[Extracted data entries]
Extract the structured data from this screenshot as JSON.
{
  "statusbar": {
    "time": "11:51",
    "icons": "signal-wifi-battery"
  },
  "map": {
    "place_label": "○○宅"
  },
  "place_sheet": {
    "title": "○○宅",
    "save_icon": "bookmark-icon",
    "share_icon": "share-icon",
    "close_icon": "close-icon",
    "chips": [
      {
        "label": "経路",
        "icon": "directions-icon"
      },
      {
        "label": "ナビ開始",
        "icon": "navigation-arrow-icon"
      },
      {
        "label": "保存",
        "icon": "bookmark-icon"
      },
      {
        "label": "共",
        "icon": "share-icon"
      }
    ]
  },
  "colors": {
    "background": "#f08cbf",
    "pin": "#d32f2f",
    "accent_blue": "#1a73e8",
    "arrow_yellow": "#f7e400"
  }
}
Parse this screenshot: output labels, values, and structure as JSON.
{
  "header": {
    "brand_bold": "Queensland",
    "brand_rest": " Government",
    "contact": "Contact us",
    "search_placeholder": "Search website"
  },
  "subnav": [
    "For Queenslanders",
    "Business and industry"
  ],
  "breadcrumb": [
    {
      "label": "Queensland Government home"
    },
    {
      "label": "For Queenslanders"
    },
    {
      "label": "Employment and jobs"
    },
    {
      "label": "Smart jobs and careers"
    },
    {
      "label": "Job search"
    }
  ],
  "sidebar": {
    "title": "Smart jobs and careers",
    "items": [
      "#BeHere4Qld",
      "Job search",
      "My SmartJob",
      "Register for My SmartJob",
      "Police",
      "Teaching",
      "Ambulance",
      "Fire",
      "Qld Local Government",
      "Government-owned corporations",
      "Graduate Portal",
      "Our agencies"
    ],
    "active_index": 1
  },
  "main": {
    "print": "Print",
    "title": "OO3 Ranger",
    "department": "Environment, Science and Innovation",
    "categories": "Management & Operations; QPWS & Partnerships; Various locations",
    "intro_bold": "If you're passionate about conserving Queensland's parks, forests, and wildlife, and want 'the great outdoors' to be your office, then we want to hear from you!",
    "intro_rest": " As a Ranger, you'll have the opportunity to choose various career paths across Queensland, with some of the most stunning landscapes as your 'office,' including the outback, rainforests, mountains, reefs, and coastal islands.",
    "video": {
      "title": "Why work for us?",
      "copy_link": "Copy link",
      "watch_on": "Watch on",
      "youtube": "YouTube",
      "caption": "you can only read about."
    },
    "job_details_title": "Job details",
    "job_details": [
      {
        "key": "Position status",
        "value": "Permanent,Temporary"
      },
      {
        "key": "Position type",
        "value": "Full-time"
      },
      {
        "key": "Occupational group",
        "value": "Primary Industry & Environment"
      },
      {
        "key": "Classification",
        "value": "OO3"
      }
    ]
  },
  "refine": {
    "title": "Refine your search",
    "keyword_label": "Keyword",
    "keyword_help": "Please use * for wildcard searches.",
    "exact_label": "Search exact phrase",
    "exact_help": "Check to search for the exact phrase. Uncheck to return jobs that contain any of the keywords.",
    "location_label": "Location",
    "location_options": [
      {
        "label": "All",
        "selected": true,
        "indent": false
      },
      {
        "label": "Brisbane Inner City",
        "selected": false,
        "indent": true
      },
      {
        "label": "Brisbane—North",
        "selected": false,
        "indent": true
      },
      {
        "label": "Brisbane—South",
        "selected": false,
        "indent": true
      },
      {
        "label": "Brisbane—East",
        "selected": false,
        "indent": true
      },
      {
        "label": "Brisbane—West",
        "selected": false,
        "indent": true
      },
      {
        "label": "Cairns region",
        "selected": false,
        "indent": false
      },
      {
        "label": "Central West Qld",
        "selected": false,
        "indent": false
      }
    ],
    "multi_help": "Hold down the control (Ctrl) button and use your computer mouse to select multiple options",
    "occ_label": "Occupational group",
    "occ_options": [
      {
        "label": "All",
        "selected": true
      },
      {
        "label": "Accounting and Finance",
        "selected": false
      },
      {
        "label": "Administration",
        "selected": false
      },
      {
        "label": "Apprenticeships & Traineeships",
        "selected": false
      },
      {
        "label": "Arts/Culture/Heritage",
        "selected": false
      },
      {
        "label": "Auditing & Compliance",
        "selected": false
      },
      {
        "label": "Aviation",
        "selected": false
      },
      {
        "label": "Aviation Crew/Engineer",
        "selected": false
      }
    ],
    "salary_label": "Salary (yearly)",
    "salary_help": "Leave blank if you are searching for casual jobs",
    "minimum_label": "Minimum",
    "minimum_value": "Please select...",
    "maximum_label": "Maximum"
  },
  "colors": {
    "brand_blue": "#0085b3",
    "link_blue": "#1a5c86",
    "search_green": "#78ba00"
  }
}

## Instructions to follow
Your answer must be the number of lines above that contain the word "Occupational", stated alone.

## Result for this exercise
2